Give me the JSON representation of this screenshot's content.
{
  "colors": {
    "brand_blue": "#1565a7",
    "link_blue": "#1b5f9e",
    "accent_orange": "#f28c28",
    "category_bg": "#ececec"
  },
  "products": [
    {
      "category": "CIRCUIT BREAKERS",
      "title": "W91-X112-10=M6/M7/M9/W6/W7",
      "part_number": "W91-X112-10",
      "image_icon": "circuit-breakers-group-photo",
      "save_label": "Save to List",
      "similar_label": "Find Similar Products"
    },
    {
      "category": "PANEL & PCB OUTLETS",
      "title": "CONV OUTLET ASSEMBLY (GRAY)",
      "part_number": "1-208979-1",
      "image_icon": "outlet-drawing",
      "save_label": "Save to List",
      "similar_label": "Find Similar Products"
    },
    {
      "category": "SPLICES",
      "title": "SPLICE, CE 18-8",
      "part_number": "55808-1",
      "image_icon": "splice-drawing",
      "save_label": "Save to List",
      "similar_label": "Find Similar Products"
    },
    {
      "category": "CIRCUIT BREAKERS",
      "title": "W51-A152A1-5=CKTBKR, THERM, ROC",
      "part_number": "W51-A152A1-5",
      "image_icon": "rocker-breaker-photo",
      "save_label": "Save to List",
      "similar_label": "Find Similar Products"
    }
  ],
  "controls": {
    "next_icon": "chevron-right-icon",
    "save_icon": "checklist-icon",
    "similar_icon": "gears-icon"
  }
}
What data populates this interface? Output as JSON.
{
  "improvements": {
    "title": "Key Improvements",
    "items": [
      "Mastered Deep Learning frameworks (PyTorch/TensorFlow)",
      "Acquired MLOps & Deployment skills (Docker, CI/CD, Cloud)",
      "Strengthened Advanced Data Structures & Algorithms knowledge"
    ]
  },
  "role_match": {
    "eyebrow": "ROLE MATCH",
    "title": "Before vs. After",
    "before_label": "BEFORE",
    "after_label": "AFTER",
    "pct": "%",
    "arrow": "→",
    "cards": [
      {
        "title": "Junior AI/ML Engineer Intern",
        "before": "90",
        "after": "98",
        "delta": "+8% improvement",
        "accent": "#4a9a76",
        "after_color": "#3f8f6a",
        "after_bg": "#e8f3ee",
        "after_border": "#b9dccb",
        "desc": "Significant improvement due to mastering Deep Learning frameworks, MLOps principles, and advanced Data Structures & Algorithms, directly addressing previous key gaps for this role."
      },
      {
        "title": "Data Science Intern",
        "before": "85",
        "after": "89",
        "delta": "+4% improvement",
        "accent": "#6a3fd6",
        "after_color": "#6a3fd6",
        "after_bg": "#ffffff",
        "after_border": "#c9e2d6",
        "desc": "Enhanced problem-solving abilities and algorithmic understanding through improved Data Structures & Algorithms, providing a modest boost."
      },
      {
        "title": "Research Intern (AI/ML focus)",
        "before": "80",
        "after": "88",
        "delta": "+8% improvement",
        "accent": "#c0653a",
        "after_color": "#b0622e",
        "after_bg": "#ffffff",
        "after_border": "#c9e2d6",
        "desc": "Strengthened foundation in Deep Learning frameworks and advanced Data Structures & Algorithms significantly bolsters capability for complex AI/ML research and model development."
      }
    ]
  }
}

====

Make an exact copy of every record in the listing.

*Answer space*:
Give me the JSON representation of this screenshot's content.
{
  "colors": {
    "brand_blue": "#1565a7",
    "link_blue": "#1b5f9e",
    "accent_orange": "#f28c28",
    "category_bg": "#ececec"
  },
  "products": [
    {
      "category": "CIRCUIT BREAKERS",
      "title": "W91-X112-10=M6/M7/M9/W6/W7",
      "part_number": "W91-X112-10",
      "image_icon": "circuit-breakers-group-photo",
      "save_label": "Save to List",
      "similar_label": "Find Similar Products"
    },
    {
      "category": "PANEL & PCB OUTLETS",
      "title": "CONV OUTLET ASSEMBLY (GRAY)",
      "part_number": "1-208979-1",
      "image_icon": "outlet-drawing",
      "save_label": "Save to List",
      "similar_label": "Find Similar Products"
    },
    {
      "category": "SPLICES",
      "title": "SPLICE, CE 18-8",
      "part_number": "55808-1",
      "image_icon": "splice-drawing",
      "save_label": "Save to List",
      "similar_label": "Find Similar Products"
    },
    {
      "category": "CIRCUIT BREAKERS",
      "title": "W51-A152A1-5=CKTBKR, THERM, ROC",
      "part_number": "W51-A152A1-5",
      "image_icon": "rocker-breaker-photo",
      "save_label": "Save to List",
      "similar_label": "Find Similar Products"
    }
  ],
  "controls": {
    "next_icon": "chevron-right-icon",
    "save_icon": "checklist-icon",
    "similar_icon": "gears-icon"
  }
}
What data populates this interface? Output as JSON.
{
  "improvements": {
    "title": "Key Improvements",
    "items": [
      "Mastered Deep Learning frameworks (PyTorch/TensorFlow)",
      "Acquired MLOps & Deployment skills (Docker, CI/CD, Cloud)",
      "Strengthened Advanced Data Structures & Algorithms knowledge"
    ]
  },
  "role_match": {
    "eyebrow": "ROLE MATCH",
    "title": "Before vs. After",
    "before_label": "BEFORE",
    "after_label": "AFTER",
    "pct": "%",
    "arrow": "→",
    "cards": [
      {
        "title": "Junior AI/ML Engineer Intern",
        "before": "90",
        "after": "98",
        "delta": "+8% improvement",
        "accent": "#4a9a76",
        "after_color": "#3f8f6a",
        "after_bg": "#e8f3ee",
        "after_border": "#b9dccb",
        "desc": "Significant improvement due to mastering Deep Learning frameworks, MLOps principles, and advanced Data Structures & Algorithms, directly addressing previous key gaps for this role."
      },
      {
        "title": "Data Science Intern",
        "before": "85",
        "after": "89",
        "delta": "+4% improvement",
        "accent": "#6a3fd6",
        "after_color": "#6a3fd6",
        "after_bg": "#ffffff",
        "after_border": "#c9e2d6",
        "desc": "Enhanced problem-solving abilities and algorithmic understanding through improved Data Structures & Algorithms, providing a modest boost."
      },
      {
        "title": "Research Intern (AI/ML focus)",
        "before": "80",
        "after": "88",
        "delta": "+8% improvement",
        "accent": "#c0653a",
        "after_color": "#b0622e",
        "after_bg": "#ffffff",
        "after_border": "#c9e2d6",
        "desc": "Strengthened foundation in Deep Learning frameworks and advanced Data Structures & Algorithms significantly bolsters capability for complex AI/ML research and model development."
      }
    ]
  }
}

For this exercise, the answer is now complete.